Emily Nunn knows food. She wrote about it as a staff writer for The New Yorker and Chicago Tribune, among other publications. She also knows heartbreak and self-damaging behavior, which she shares in The Comfort Food Diaries.

A description of her seemingly-ideal life in Chicago where she lives with her boyfriend, dubbed “the engineer” and his lovely daughter, “the princess,” fades quickly. After Nunn learns that her brother has committed suicide she begins her own self-destructive tailspin through alcoholism and ending the romantic relationship.

Nunn reveals her backstory as she seeks to find balance in her life. The loss of her brother, her parents’ dysfunctional marriage – and ultimate divorce – her relationship with other siblings, relatives and friends fill the pages. At the suggestion of a friend, she embarks on a “comfort food tour.”

The direction of this tour is different than what I anticipated. Rather than a road trip around different parts of the country in search of consolation fare, Nunn sojourns to the places of her past and the role of food in her past and present. This isn’t a one-food-fits-all look at comfort, it is only about Nunn and her perceptions.

My family, for example, has dishes deemed “classics” in lieu of comfort foods. Not because they are universal, instead because they’re unique to us. Nunn, with her family and friends, has her own.

In addition to narrating her quest, Nunn shares recipes with her memories and new experiences. Her writing style is conversational and honest. She also knows how to whet the appetite.
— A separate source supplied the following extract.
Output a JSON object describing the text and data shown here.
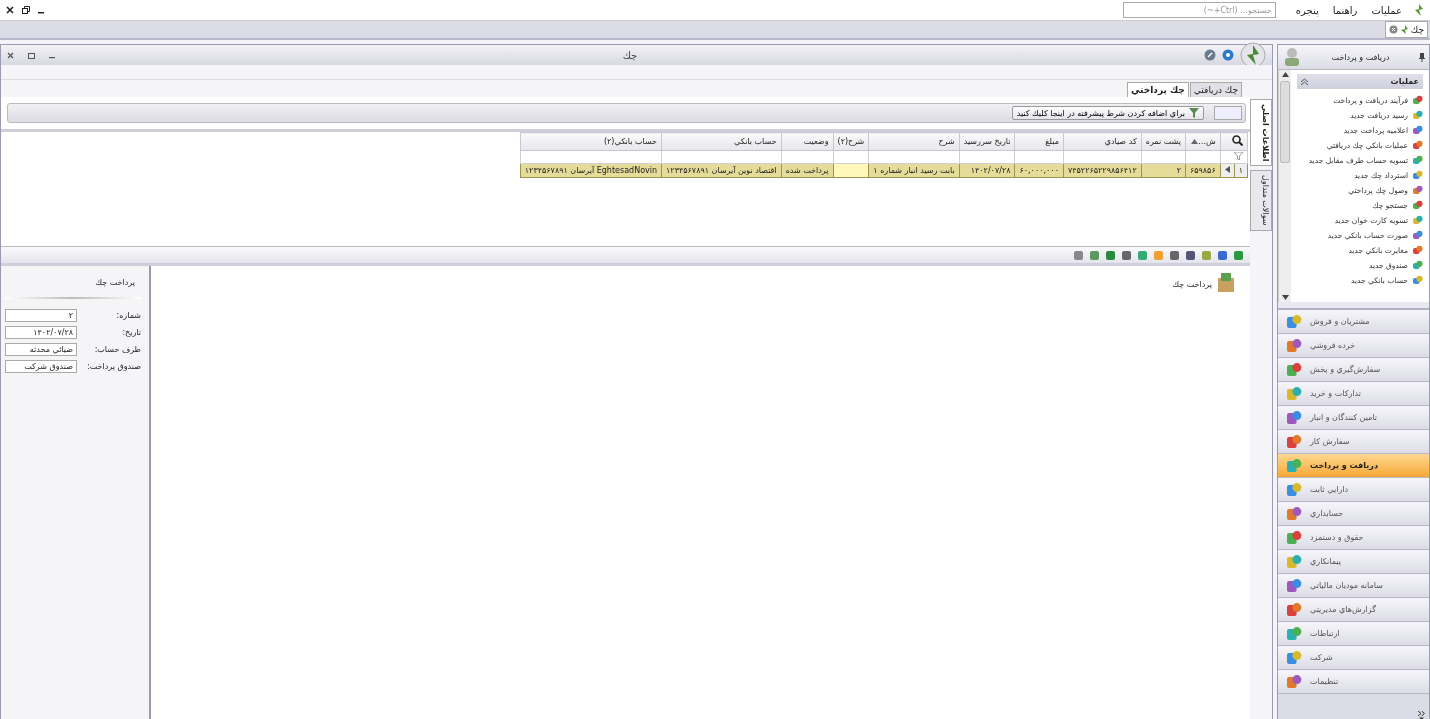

The Comfort Food Diaries: My Quest for the Perfect Dish to Mend a Broken Heart
Three-and-a-half Bookmarks
Atria Books, 2017
310 pages